How a Large Self-Image Leads to Low Self-Esteem

This post is the second post on my blog series, Where Pounds and Inches Hurt the Most. Read the first post here . A middle-aged woman sits in my office. She is a successful professional, a mother of three, and has struggled with weight issues since childhood. She recalls being labeled the class “cootie” in fourth grade. Her face is pained, her suffering palpable. Time has not worked its predicted wonders in diminishing the hurt.  Adults who were fat as children often continue to “feel fat” even when they have no been in years. A “phantom fat”phenomenon may persist due to wounds that have never healed. Writes attorney, Jennifer Coleman, “I finally realized it didn’t matter what I did. I was and always would be the object of sport, derision, antipathy, and hostility so long as I stayed in my body. I immediately signed up for a body transplant, I’m still waiting for a donor.” It is no coincidence that although there are no gender differences in depression

Where Pounds and Inches Hurt the Most

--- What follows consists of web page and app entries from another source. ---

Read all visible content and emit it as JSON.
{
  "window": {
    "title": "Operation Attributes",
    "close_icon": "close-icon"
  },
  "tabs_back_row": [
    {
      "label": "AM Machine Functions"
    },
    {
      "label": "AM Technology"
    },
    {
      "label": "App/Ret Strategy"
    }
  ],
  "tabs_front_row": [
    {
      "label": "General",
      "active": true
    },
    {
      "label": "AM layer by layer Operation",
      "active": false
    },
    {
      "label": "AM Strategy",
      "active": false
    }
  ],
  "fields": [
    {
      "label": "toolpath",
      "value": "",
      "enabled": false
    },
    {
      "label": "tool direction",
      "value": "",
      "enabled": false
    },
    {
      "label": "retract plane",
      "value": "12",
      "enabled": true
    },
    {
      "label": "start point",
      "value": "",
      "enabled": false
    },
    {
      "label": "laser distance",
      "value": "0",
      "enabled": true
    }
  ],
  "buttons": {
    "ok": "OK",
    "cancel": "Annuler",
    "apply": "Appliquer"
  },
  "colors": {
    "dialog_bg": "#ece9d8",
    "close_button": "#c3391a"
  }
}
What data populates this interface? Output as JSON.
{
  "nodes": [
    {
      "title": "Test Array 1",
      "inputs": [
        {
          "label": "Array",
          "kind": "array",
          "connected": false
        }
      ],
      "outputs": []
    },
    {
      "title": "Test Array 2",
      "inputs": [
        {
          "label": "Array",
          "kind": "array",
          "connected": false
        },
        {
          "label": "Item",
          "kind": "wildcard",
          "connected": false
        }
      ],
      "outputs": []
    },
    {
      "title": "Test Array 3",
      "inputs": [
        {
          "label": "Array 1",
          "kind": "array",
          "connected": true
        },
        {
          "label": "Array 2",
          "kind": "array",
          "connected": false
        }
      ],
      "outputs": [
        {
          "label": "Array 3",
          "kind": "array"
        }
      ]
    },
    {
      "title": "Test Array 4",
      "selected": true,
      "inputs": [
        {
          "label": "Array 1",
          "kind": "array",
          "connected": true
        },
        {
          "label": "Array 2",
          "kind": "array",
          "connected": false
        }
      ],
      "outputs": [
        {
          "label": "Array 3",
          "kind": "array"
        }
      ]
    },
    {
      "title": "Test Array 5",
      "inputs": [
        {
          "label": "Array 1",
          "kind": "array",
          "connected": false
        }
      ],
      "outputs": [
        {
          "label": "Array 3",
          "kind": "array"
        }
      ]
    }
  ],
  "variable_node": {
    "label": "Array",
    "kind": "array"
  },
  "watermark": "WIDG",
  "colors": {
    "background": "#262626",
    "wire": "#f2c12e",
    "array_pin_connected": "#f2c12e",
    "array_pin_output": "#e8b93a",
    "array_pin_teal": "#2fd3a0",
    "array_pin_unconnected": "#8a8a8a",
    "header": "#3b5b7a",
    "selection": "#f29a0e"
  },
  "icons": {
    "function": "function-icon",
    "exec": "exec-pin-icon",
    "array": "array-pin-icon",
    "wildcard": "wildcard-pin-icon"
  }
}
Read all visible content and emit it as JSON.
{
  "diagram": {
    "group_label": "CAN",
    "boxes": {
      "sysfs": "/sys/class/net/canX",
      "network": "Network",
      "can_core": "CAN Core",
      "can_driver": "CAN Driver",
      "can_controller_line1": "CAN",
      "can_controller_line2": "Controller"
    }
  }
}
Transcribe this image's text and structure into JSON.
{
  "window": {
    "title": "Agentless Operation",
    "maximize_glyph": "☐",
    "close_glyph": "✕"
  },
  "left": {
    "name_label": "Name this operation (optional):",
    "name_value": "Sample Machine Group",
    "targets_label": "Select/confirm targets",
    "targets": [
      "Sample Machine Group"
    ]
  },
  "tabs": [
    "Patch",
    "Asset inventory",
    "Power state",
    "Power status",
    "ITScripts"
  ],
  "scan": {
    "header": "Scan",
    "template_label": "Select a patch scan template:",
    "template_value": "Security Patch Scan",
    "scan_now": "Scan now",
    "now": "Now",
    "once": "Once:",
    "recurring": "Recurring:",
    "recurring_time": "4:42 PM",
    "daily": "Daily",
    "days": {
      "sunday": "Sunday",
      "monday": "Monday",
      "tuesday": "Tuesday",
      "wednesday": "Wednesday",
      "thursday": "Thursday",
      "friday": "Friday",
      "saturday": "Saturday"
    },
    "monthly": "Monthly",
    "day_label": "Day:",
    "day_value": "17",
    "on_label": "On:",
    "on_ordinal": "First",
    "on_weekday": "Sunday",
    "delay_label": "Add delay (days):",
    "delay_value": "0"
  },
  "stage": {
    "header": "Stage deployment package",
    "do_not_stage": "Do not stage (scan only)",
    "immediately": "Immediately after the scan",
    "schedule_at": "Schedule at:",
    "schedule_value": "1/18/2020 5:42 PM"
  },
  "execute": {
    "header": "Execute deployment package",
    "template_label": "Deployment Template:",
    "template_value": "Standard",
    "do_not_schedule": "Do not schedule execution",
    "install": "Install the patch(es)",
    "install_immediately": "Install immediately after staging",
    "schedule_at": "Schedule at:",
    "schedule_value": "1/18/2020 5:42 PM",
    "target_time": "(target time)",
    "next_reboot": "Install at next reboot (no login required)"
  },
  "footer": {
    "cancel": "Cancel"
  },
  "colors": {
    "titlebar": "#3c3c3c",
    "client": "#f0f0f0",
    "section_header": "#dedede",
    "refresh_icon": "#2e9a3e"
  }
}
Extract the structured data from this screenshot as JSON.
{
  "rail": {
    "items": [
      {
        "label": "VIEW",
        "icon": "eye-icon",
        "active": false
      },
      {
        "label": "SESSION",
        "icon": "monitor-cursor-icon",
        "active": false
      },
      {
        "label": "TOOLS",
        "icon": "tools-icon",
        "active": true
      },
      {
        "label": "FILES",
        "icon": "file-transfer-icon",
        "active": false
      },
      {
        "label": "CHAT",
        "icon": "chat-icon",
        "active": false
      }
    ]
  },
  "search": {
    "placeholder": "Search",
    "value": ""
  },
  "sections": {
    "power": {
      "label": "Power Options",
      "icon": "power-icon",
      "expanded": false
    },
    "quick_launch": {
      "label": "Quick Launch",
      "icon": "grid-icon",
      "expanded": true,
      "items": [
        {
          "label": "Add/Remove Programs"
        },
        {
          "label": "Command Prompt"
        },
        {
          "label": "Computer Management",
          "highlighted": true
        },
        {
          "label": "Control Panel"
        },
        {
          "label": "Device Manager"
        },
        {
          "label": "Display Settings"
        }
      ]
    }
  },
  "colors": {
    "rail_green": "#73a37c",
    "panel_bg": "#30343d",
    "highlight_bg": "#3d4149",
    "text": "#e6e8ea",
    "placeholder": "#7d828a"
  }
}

Call it “weightism”, “lookism”, or just plain discrimination. The bias against the more “adiposity” challenged members of our society runs very deep and tends to leave them with lifetime scars far more pernicious than the potential medical risks associated with obesity. There’s evidence that obese individuals are denied educational opportunities, jobs, promotions, and housing because of their weight. Disdain towards fat happens early in life. Both normal weight and overweight grade school children describe obese silhouettes as stupid, lazy, dirty, sloppy, mean, ugly, and sad. When presented with a choice between a friend who is handicapped, disfigured, or fat, the majority of children as young as three and four shun the fat child. Sadly, fat children do not differ from their peers in this regard. When asked by a researcher why he chose the fat child last, one little boy replied, “because he looks just like me!” The New York Times reported a study conducted b